243

The medical abbreviation meaning "every hour" is

A tid.

B qid.

C qh.

D pc.

C qh

-The abbreviation for every hour is qh. The abbreviation tid means three times a day, and qid means four times a day. After meals is abbreviated pc.

244

Which blood vessels are best suited for determination of pulse rate?

A Superficial arteries

B Deep arteries

C Superficial veins

D Deep veins

A Superficial arteries

-Superficial arteries are best suited for determination of pulse rate. The five most easily palpated pulse points are the radial, carotid, temporal, femoral, and popliteal pulses. The radial pulse is used most frequently. The apical pulse, at the apex of the heart, is most accurate and can be determined with the use of a stethoscope.

245

Examples of nasogastric (NG) tubes include

  1. Swan–Ganz.
  2. Salem-sump.
  3. Levin.

A 1 and 2 only

B 1 and 3 only

C 2 and 3 only

D 1, 2, and 3

C 2 and 3 only

-The Levin and Salem-sump tubes are NG tubes used for gastric decompression. The Salem-sump tube is radiopaque and has a double lumen. One lumen is for gastric air compression, and the other is for removal of fluids. The Levin tube is a single-lumen tube that is used to prevent accumulation of intestinal liquids and gas during and following intestinal surgery. The Swan–Ganz IV catheter is advanced to the pulmonary artery and used to measure various heart pressures.

246

What is the first treatment for extravasation of contrast media during an IV injection?

A Apply a hot compress.

B Apply a cold compress.

C Apply pressure to the vein until bleeding stops.

D Remove the needle and locate a sturdier vein immediately.

C Apply pressure to the vein until bleeding stops.

-Extravasation of contrast media into surrounding tissue is potentially very painful. If it does occur, the needle should be removed and the extravasation cared for immediately (before looking for another vein). First, pressure should be applied to the vein until bleeding stops. Application of moist heat to the affected area helps to relieve pain.

247

A radiographer should recognize that gerontologic patients often have undergone physical changes that include loss of

  1. muscle mass.
  2. bone calcium.
  3. mental alertness.

A 1 only

B 1 and 2 only

C 1 and 3 only

D 1, 2, and 3

B 1 and 2 only
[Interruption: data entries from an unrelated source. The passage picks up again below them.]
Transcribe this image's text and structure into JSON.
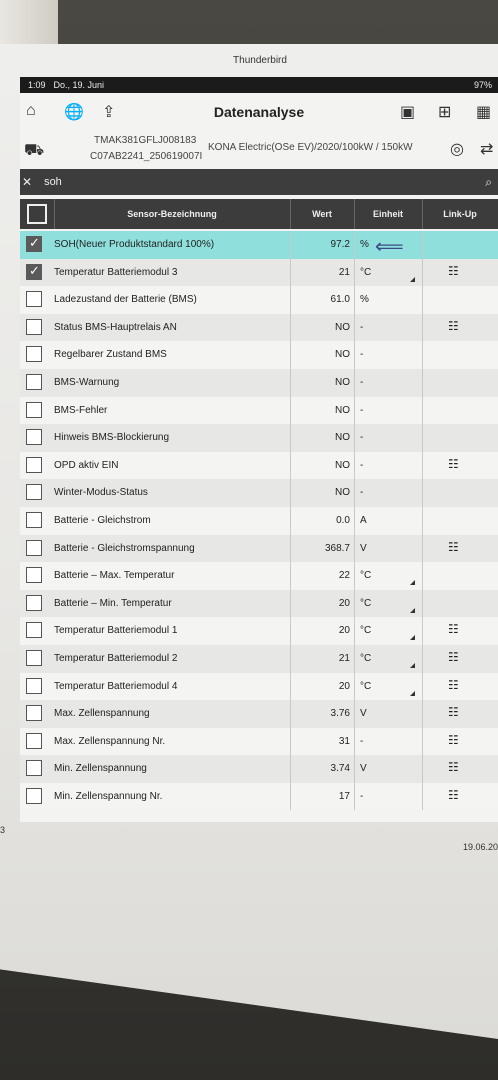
{
  "header": {
    "app": "Thunderbird",
    "page_number": "3",
    "date": "19.06.20"
  },
  "status": {
    "time": "1:09",
    "date": "Do., 19. Juni",
    "battery": "97%"
  },
  "app": {
    "title": "Datenanalyse"
  },
  "vehicle": {
    "vin": "TMAK381GFLJ008183",
    "id": "C07AB2241_250619007I",
    "model": "KONA Electric(OSe EV)/2020/100kW / 150kW"
  },
  "search": {
    "query": "soh"
  },
  "columns": {
    "sensor": "Sensor-Bezeichnung",
    "value": "Wert",
    "unit": "Einheit",
    "link": "Link-Up"
  },
  "rows": [
    {
      "name": "SOH(Neuer Produktstandard 100%)",
      "value": "97.2",
      "unit": "%",
      "checked": true,
      "highlight": true
    },
    {
      "name": "Temperatur Batteriemodul 3",
      "value": "21",
      "unit": "°C",
      "checked": true,
      "link": true,
      "tri": true
    },
    {
      "name": "Ladezustand der Batterie (BMS)",
      "value": "61.0",
      "unit": "%"
    },
    {
      "name": "Status BMS-Hauptrelais AN",
      "value": "NO",
      "unit": "-",
      "link": true
    },
    {
      "name": "Regelbarer Zustand BMS",
      "value": "NO",
      "unit": "-"
    },
    {
      "name": "BMS-Warnung",
      "value": "NO",
      "unit": "-"
    },
    {
      "name": "BMS-Fehler",
      "value": "NO",
      "unit": "-"
    },
    {
      "name": "Hinweis BMS-Blockierung",
      "value": "NO",
      "unit": "-"
    },
    {
      "name": "OPD aktiv EIN",
      "value": "NO",
      "unit": "-",
      "link": true
    },
    {
      "name": "Winter-Modus-Status",
      "value": "NO",
      "unit": "-"
    },
    {
      "name": "Batterie - Gleichstrom",
      "value": "0.0",
      "unit": "A"
    },
    {
      "name": "Batterie - Gleichstromspannung",
      "value": "368.7",
      "unit": "V",
      "link": true
    },
    {
      "name": "Batterie – Max. Temperatur",
      "value": "22",
      "unit": "°C",
      "tri": true
    },
    {
      "name": "Batterie – Min. Temperatur",
      "value": "20",
      "unit": "°C",
      "tri": true
    },
    {
      "name": "Temperatur Batteriemodul 1",
      "value": "20",
      "unit": "°C",
      "link": true,
      "tri": true
    },
    {
      "name": "Temperatur Batteriemodul 2",
      "value": "21",
      "unit": "°C",
      "link": true,
      "tri": true
    },
    {
      "name": "Temperatur Batteriemodul 4",
      "value": "20",
      "unit": "°C",
      "link": true,
      "tri": true
    },
    {
      "name": "Max. Zellenspannung",
      "value": "3.76",
      "unit": "V",
      "link": true
    },
    {
      "name": "Max. Zellenspannung Nr.",
      "value": "31",
      "unit": "-",
      "link": true
    },
    {
      "name": "Min. Zellenspannung",
      "value": "3.74",
      "unit": "V",
      "link": true
    },
    {
      "name": "Min. Zellenspannung Nr.",
      "value": "17",
      "unit": "-",
      "link": true
    }
  ]
}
-Gerontology, or geriatrics, is the study of the elderly. Although bone demineralization and loss of muscle mass occur to a greater or lesser degree in most elderly individuals, the radiographer must not assume that all gerontologic patients are hard of hearing, clumsy, or not mentally alert. Today, many elderly people remain very active, staying mentally and physically agile well into their so-called golden years. The radiographer must keep this in mind as he or she provides age-specific care to the gerontologic patient.